Meaty entrees include a pan roasted juicy chicken with preserved cranberries and a delightful rosemary hash with chicken gastrique. His tender, slow braised pork cheeks were served with sweet potato gnocchi and peas, while his red wine braised short ribs are cooked for hours and served with roasted rainbow carrots, garlic mashed potatoes with charred poblano chilies to intensify the flavors.
For dessert you must order the lemon tart with an Italian meringue. I didn’t care for the coconut infused chia pudding, however I know chia is the new ingredient to upgrade desserts. Expect to see more chia seed dishes on menus across Los Angeles, because they are high in fiber, high in omega-3’s, and plump up in liquid giving diners a satisfying fullness.
At the end of the feast, I walked back to my car, and noticed just behind the restaurant, a little cafe named The Shack. Owned by Lord, it’s a great alternative for to-go food from the same fine dining kitchen inside the Bel Air Bar + Grill. The Shack opens Monday through Friday for breakfast, snacks, soups, salads, sandwiches, coffee, smoothies and shakes from 6:30 a.m. to 5 p.m.
Great-Uncle Walt and Grandfather Roy must be smiling with pride at Susan Disney Lord. Her winning culinary destination is an ideal spot to meet family and friends who live in the San Fernando Valley, or to go to before or after a UCLA basketball or after exploring the Getty Center.

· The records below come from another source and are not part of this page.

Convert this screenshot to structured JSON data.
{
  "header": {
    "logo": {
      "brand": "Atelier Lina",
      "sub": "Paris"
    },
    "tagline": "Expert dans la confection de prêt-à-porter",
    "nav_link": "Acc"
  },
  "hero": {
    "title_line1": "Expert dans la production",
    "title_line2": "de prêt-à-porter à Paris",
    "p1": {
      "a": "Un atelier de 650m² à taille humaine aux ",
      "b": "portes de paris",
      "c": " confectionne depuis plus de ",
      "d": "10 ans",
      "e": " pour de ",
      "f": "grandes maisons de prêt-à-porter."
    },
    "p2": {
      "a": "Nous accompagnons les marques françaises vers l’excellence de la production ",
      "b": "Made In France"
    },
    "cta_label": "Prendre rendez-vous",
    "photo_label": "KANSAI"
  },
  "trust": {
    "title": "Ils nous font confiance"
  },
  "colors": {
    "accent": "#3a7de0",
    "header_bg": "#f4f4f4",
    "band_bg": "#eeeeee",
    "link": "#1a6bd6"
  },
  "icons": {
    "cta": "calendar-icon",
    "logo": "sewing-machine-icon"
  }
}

The Bel Air Bar and Grill is open for lunch Monday through Friday from 11:30 a.m. to 3 p.m. Happy Hour is available the same days from 4 to 6 p.m. Brunch is on Sunday from 10 a.m. to 3 p.m. and dinner is served nightly at 5 p.m. $$- $$$ 662 N. Sepulveda Boulevard. (310)440-5544.